## What to do
Could you copy out every line of the data where the word "value" occurs?
[[ Data, beginning ]]
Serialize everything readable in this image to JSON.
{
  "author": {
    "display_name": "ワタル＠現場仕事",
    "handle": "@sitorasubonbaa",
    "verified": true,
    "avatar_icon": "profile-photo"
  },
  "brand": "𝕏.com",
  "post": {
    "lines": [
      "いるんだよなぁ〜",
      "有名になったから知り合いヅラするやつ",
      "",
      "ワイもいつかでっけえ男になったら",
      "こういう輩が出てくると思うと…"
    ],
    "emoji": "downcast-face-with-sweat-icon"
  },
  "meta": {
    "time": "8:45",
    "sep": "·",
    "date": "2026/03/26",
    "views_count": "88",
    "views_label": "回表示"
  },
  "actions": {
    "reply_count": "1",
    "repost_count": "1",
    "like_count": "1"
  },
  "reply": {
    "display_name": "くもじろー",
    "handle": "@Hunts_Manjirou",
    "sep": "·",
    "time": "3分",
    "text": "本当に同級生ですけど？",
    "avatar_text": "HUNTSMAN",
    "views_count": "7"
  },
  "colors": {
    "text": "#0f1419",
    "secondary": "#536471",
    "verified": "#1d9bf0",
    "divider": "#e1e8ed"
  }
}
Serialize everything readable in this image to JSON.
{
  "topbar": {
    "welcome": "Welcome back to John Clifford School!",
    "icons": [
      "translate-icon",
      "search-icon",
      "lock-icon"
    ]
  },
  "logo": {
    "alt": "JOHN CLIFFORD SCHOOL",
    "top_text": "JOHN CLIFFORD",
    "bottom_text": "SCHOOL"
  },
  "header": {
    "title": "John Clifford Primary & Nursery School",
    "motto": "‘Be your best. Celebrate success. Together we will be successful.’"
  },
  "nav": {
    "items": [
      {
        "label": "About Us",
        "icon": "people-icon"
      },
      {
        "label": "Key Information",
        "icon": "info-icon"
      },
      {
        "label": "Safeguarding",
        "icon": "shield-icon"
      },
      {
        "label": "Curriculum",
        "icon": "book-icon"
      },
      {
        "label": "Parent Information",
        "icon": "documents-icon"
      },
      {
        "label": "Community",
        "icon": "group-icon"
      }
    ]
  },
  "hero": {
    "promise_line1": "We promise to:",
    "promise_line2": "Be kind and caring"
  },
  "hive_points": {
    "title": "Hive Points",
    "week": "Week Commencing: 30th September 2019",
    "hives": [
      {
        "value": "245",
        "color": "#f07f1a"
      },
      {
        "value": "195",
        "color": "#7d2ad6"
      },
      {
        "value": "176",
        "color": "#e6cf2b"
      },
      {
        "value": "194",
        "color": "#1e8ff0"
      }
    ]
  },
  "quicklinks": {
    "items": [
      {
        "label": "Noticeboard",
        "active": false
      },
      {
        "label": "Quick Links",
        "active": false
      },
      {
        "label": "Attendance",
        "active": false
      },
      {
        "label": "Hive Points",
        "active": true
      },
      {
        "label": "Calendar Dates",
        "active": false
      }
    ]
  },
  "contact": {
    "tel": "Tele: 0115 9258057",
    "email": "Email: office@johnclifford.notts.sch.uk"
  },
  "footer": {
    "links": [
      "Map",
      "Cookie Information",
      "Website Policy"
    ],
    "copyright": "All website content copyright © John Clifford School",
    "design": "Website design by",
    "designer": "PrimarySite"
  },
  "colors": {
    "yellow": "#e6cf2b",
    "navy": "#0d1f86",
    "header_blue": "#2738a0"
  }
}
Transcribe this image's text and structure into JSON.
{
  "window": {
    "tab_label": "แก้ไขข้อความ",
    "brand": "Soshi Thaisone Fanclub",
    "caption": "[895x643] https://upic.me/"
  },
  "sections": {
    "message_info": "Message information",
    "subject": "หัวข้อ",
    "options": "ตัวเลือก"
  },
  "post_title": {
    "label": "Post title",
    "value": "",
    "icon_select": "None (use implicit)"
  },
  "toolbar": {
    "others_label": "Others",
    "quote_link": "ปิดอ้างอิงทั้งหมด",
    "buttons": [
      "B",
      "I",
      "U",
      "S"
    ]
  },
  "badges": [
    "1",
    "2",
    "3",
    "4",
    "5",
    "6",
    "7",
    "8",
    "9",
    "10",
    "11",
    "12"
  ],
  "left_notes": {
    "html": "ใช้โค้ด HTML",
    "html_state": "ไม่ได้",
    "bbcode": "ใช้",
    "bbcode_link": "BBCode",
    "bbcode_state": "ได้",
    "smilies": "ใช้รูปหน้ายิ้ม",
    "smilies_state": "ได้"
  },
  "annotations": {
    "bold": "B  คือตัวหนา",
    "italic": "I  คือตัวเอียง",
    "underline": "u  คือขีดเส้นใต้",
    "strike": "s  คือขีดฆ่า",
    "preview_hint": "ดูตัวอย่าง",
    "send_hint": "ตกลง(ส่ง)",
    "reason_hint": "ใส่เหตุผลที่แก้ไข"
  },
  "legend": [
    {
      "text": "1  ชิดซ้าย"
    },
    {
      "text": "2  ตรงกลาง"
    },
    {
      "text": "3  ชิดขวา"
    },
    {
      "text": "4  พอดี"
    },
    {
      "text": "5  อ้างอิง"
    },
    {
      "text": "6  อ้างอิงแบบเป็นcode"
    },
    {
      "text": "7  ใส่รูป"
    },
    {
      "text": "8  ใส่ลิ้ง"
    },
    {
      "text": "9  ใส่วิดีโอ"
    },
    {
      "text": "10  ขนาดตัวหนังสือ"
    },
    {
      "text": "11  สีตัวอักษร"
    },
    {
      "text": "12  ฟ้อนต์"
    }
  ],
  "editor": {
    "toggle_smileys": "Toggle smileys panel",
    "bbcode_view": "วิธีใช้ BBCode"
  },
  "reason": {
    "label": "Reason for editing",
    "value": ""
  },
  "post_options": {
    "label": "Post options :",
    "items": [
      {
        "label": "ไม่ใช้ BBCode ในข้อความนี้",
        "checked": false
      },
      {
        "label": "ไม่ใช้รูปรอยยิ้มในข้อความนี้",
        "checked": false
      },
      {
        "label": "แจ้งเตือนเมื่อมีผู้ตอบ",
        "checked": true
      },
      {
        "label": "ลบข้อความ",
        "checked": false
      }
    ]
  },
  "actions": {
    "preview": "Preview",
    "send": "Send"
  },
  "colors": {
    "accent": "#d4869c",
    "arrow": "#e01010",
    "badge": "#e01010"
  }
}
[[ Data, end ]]
## Result of the exercise
        "value": "245",
        "value": "195",
        "value": "176",
        "value": "194",
    "value": "",
    "value": ""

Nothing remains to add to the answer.